BEGIN

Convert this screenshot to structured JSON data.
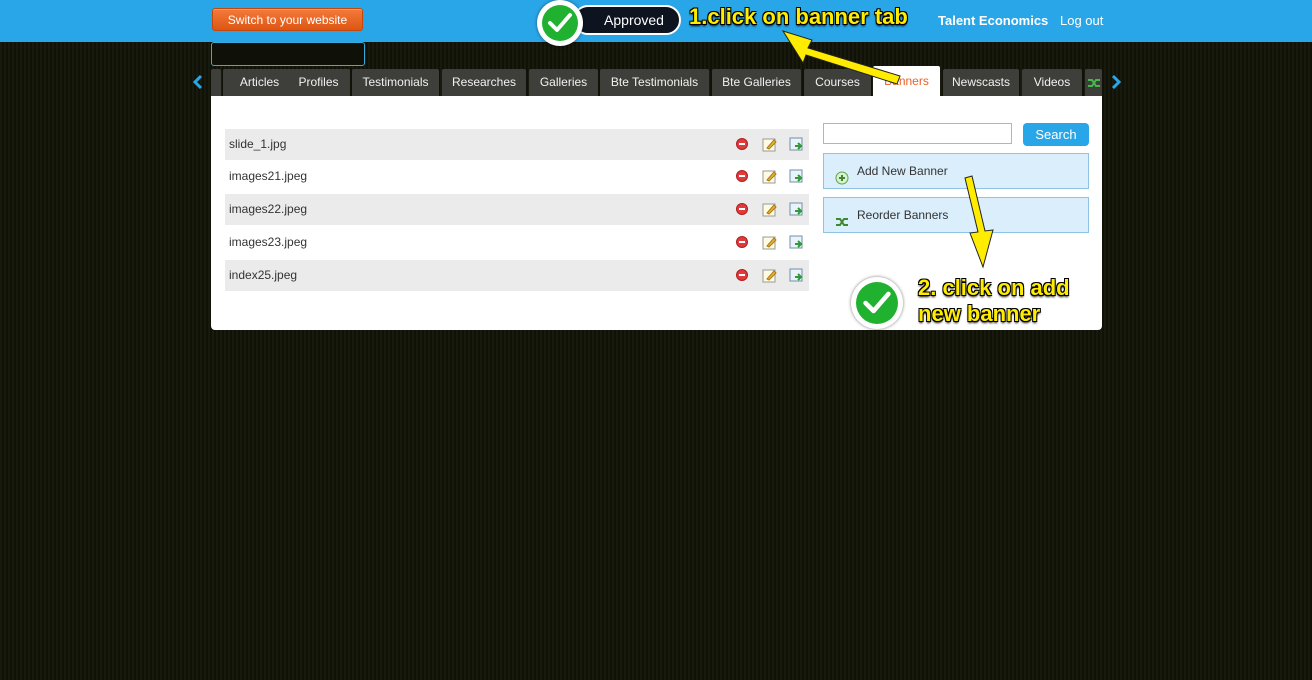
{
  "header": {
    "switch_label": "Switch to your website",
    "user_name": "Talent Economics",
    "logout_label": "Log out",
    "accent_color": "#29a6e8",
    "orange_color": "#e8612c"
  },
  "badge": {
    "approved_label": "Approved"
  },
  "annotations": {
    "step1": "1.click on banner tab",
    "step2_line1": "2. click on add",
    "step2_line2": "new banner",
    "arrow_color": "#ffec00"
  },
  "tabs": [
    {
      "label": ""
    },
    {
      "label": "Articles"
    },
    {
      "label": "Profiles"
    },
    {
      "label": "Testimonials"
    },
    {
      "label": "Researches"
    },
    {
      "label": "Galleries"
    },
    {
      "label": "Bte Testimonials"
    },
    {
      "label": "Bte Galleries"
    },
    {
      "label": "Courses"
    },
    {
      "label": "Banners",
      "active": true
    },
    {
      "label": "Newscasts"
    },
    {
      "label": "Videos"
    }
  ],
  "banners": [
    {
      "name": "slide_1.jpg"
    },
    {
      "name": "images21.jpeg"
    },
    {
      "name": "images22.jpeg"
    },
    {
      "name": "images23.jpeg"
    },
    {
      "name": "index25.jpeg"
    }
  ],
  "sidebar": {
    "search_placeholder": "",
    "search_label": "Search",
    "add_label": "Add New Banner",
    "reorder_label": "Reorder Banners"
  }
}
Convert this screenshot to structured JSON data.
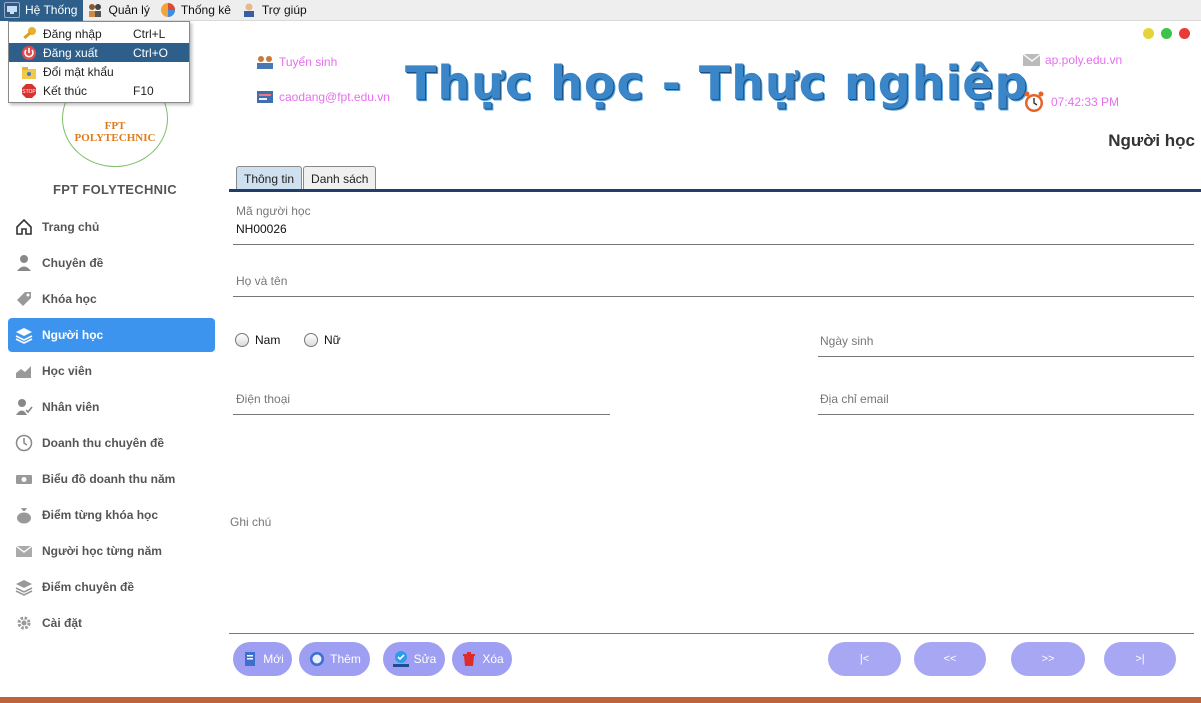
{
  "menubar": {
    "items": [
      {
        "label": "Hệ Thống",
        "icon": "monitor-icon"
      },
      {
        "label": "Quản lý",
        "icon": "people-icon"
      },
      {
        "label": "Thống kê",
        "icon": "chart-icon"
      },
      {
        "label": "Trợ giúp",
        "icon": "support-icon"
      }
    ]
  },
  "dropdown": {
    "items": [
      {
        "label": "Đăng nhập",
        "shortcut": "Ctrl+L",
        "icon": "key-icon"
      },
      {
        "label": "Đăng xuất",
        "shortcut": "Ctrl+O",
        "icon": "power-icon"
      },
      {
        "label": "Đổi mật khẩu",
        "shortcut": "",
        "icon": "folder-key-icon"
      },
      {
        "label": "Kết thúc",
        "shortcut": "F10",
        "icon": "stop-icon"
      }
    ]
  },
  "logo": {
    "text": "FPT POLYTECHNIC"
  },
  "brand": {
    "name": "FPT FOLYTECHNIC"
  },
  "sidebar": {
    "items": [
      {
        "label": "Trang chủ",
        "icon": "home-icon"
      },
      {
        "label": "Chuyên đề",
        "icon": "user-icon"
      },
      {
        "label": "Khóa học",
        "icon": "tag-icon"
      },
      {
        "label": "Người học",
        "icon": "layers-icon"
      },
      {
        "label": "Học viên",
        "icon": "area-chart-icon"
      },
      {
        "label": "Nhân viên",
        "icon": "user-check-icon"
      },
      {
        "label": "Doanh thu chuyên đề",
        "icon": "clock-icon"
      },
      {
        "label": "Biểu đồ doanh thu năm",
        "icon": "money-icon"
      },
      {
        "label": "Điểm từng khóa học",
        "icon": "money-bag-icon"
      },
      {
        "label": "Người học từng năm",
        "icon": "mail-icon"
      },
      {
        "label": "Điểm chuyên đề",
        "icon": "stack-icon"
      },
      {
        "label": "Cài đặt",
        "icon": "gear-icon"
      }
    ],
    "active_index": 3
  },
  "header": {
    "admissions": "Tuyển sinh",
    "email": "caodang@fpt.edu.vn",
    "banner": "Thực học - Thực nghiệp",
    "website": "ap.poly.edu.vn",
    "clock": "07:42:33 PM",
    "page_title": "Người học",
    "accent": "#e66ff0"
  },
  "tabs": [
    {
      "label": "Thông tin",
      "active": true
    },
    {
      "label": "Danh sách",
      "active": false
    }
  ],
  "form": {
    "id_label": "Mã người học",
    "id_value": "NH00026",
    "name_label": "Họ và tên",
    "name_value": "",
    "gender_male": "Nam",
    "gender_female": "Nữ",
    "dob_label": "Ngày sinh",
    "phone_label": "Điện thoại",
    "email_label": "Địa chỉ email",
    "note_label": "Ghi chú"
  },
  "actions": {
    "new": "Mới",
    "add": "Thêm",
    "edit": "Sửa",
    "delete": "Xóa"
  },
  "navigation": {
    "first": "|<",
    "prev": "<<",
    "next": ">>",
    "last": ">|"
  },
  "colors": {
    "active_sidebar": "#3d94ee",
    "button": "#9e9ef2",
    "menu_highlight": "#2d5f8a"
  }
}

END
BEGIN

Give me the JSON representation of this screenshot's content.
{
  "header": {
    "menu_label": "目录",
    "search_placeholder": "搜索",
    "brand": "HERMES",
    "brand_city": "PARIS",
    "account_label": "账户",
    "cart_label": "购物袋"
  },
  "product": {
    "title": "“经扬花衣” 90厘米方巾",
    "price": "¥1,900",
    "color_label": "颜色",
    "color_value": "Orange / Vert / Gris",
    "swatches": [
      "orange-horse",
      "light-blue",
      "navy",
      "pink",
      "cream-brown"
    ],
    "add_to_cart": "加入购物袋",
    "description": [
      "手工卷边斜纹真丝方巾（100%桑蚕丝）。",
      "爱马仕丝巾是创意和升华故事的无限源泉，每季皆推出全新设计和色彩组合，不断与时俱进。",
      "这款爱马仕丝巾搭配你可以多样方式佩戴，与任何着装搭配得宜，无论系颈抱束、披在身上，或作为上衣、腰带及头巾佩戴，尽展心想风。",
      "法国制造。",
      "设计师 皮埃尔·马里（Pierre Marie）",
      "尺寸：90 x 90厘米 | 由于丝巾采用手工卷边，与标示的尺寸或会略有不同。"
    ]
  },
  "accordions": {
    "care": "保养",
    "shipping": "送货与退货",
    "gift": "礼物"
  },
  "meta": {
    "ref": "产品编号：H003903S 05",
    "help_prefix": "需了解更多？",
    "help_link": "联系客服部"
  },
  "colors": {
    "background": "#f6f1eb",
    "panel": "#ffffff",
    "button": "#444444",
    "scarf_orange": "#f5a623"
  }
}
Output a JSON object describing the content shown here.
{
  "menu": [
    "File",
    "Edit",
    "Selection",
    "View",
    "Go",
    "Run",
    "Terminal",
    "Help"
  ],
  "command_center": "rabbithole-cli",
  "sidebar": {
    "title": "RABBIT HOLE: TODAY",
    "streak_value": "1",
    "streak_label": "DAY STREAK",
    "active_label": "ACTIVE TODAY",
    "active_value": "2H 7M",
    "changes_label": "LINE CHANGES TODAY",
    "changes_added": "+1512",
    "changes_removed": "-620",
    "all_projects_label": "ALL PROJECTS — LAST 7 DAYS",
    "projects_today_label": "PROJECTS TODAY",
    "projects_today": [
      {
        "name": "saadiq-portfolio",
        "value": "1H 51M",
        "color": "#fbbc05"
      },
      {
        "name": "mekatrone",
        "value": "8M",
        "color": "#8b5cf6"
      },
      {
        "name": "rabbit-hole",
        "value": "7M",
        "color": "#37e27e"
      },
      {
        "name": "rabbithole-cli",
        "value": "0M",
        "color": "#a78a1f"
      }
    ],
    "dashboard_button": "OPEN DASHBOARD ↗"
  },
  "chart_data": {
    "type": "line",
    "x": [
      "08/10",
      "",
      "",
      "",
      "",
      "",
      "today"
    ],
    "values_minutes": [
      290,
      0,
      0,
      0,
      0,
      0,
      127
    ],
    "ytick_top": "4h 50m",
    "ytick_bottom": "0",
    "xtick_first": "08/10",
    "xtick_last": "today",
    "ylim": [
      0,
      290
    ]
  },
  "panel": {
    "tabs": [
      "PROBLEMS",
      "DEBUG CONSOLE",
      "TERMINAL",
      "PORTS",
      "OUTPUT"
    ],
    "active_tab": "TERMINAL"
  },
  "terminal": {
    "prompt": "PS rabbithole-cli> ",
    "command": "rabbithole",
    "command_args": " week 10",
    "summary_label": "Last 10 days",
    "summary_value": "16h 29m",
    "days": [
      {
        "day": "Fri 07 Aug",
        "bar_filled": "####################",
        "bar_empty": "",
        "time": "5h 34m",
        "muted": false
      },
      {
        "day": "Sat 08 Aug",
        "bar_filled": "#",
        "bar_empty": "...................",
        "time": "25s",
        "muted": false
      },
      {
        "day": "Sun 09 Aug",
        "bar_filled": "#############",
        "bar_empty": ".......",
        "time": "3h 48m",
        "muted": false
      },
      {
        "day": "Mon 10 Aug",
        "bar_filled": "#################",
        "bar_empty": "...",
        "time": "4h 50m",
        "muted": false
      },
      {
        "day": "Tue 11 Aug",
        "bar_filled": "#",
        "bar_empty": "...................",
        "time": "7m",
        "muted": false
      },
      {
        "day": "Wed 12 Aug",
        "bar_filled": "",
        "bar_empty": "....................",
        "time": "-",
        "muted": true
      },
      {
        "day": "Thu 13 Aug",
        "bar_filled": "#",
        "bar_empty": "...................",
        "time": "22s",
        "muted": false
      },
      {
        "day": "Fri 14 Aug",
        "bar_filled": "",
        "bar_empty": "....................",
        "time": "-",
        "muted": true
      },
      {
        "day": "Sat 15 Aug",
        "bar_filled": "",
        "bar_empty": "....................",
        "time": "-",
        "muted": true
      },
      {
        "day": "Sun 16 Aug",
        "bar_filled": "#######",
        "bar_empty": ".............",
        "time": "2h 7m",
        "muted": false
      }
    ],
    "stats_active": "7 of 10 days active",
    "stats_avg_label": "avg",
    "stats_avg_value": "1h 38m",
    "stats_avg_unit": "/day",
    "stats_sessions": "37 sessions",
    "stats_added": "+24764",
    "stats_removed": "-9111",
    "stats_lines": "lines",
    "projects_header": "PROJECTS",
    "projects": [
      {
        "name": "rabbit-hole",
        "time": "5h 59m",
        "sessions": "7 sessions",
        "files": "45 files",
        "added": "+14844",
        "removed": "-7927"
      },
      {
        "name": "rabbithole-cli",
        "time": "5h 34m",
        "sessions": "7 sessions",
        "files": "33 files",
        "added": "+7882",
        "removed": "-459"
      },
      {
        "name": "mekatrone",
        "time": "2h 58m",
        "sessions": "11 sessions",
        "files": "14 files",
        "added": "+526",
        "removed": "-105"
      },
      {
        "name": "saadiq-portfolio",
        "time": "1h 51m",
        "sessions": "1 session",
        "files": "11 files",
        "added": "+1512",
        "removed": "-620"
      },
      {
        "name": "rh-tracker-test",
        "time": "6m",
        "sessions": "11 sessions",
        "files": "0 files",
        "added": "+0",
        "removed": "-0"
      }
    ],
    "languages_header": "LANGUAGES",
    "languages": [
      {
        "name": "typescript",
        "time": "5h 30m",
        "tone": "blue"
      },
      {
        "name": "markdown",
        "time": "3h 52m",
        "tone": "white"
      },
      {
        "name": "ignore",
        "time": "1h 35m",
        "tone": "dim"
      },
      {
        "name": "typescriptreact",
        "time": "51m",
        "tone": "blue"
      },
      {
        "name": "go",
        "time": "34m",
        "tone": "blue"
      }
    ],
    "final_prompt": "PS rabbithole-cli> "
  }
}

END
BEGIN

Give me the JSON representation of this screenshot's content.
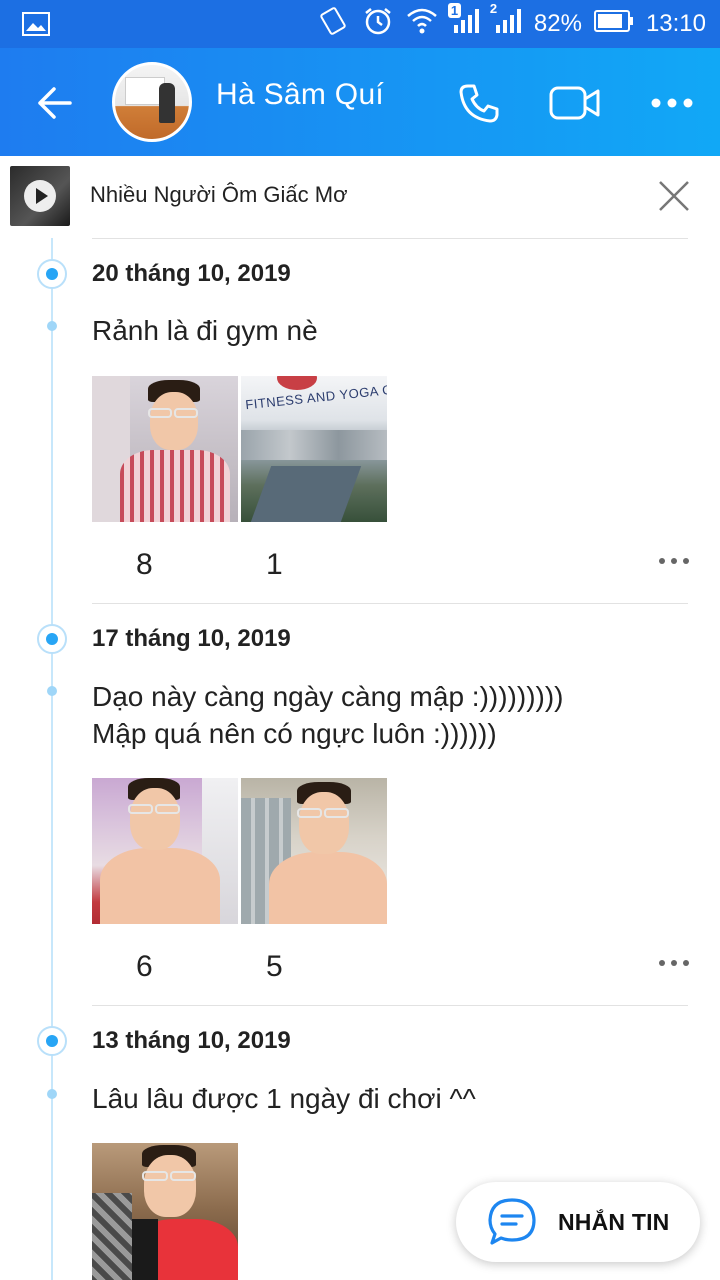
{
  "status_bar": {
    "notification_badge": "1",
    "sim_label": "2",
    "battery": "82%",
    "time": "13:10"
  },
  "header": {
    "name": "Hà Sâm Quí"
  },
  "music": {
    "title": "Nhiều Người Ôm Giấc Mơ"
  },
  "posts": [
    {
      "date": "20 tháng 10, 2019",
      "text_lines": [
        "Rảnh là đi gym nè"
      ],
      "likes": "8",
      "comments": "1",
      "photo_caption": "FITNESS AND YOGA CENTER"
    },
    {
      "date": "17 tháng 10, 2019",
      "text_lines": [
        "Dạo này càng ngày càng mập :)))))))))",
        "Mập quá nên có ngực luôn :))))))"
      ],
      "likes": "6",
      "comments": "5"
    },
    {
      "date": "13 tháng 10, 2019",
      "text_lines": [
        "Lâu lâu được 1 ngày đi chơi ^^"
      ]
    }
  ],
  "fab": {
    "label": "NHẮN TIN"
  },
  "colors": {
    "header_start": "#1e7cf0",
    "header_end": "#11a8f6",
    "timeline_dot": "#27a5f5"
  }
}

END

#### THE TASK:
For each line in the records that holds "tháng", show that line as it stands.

#### ANSWER BOX:
      "date": "20 tháng 10, 2019",
      "date": "17 tháng 10, 2019",
      "date": "13 tháng 10, 2019",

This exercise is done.